The bleak situation in Syria has now become global political propaganda. What started as a civil war has now taken the course of self-interested regimes bidding on their party.
According to the UNHCR - 1,014,836 people made it into the EU Zone by sea routes alone in 2015, and 3,771 either went missing or died trying. 85 per cent came from the world's top 10 ‘refugee-producing’ countries. These people are on the move to nations that are open-heartedly welcoming refugees and have good asylum facilities.
Brice de le Vigne, Director of Operations for the Médecins Sans Frontières has said that “Not only did the European Union and European governments collectively fail to address the crisis, but their focus on policies of deterrence along with their chaotic response to the humanitarian needs of those who flee actively worsened the conditions of thousands of vulnerable men, women, and children,”.
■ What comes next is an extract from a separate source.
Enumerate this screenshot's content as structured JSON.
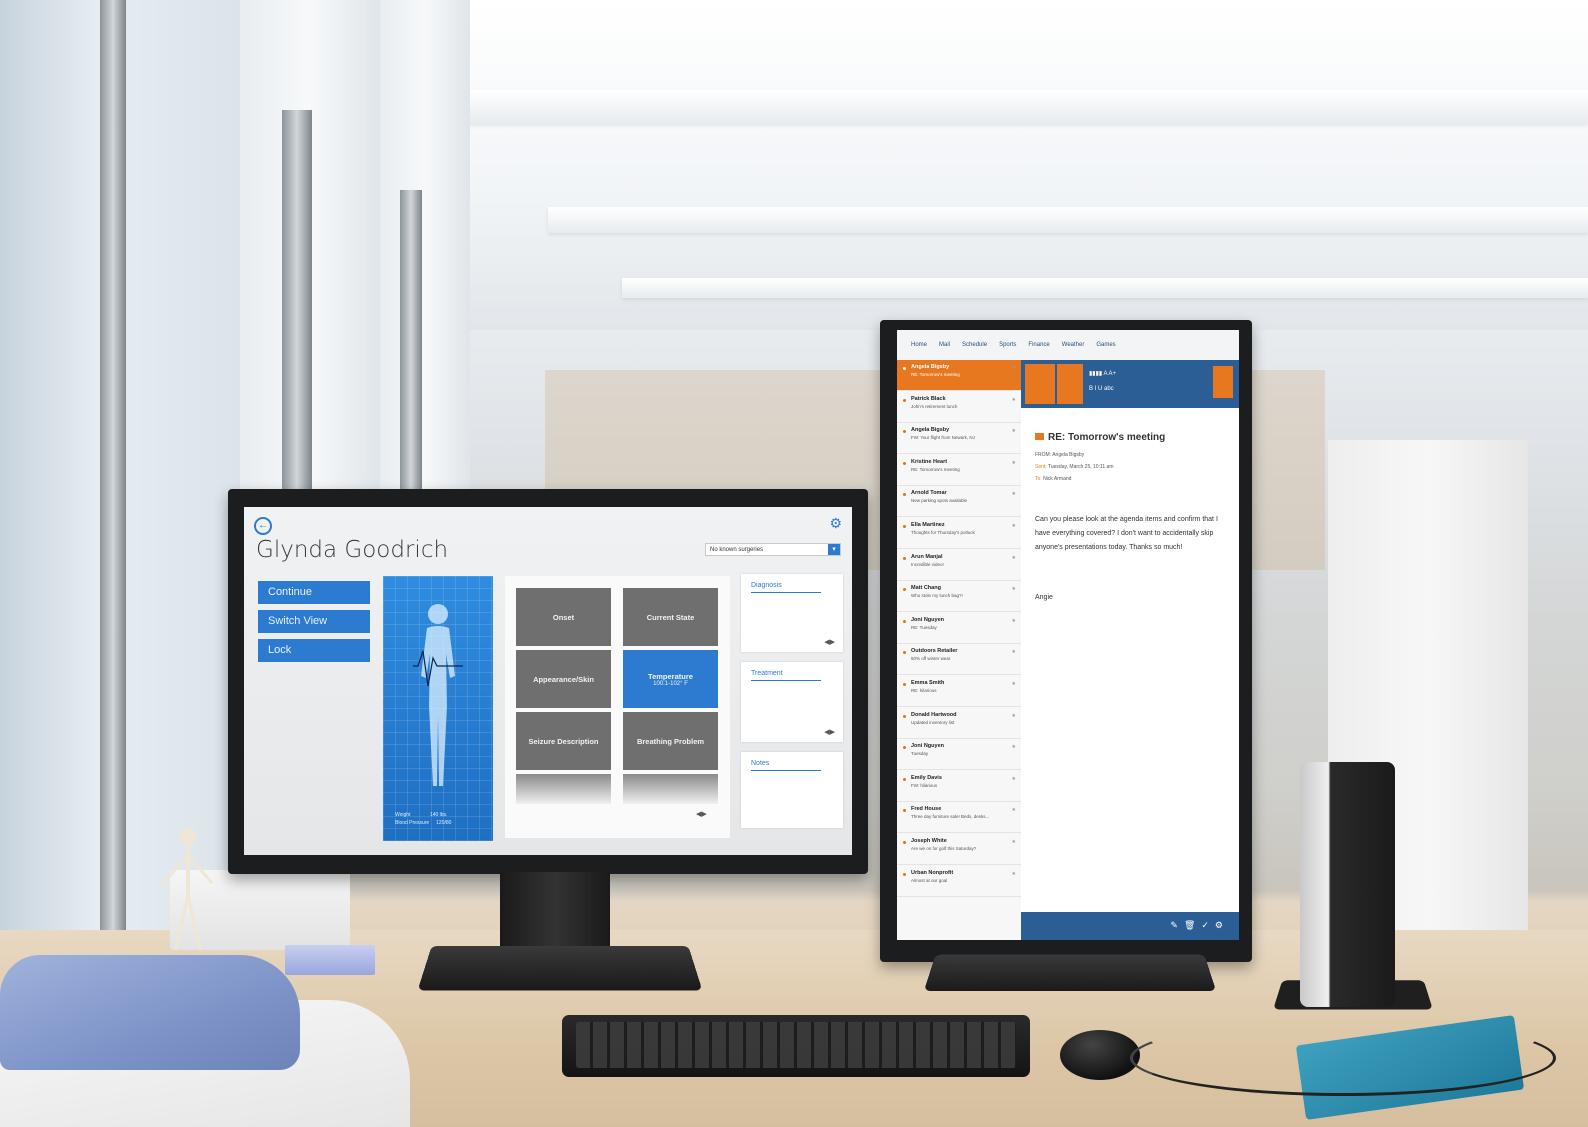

The actions of Europe have only worsened the conditions of fear-inflicted people. They provided no alternative to the dangerous sea crossing and even ended up erecting wired electrical fences. Amidst this pandemic where the world economy has been hit the hardest, less has been done to improve quarantine conditions for the refugees.
The issue is similar all across the globe and treatment by these so-called humanitarian nations is similar to the treatment of animals. Nobody wants to leave their home never to return. The situations become so threatening that leaving everything is the only option. Humans will remain humans irrespective of their caste, creed, colour, gender, or nationality. It is in these times that they are brought down to the status of ‘refugee’ or the ‘others’ and treating them like non-terrestrial beings. These people who have been termed IDP or refugees have a name; they were recognized citizens of a country until situations worsen.
We have globalised our world to get a global connectivity network where every nation is linked with one another. It becomes a responsibility of the entire human community to take such matters on a first-hand basis.
The sudden influx of a large number of undetermined populations in any state causes an imbalance in the state machinery. The burden of population, increased number of people to feed, security of one’s nation, and peace become a concerning factor for every nation.
The issue of refugees and war victims cannot solely be burdened on the neighbouring nations; it must be a collective responsibility of the entire federation of nations. Replacing these people and treating them equally should be an undeniable obligation on every nation-state.
Dealing with the Syrian refugee crisis which started as a civil war in today's global propaganda. Interested parties are funding their players for personal benefits. The Middle East has always been a hot zone, a centre of tussle. If you strip them of their homes and close all their options to return it is the responsibility of these politically greedy criminals to compensate.
These people are humans too. They bleed blood and have emotions. The growing xenophobia, religious disparity, threat on the economy and sovereignty, and the pressure on resources on host nations, but no one is completely independent today. The USA is dependent on technology and tools from Japan, India is a global feeder. Every nation is codependent and hence, taking combined responsibility for such mass displacement and the violation of human rights is the need of the hour.
 Why won’t the world tackle the refugee crisis?, available at https://www.theguardian.com/world/2016/sep/17/world-will-not-face-up-to-refugee-crisis-un-obama  Chris McKenna and Brennan Hoban, Problems and Solutions to the International Migrant Crisis, Dec 18,2017, https://www.brookings.edu/blog/brookings-now/2017/12/18/problems-and-solutions-to-the-international-migrant-crisis/  Overview of the refugee crisis in Europe, 5-1-2021, available at https://www.msf-me.org/overview-refugee-crisis-europe  Obstacle course to Europe: EU policiesdramatically worsened the 2015 refugee crisis, available at https://www.msf-me.org/article/obstacle-course-europe-eu-policies-dramatically-worsened-2015-refugee-crisis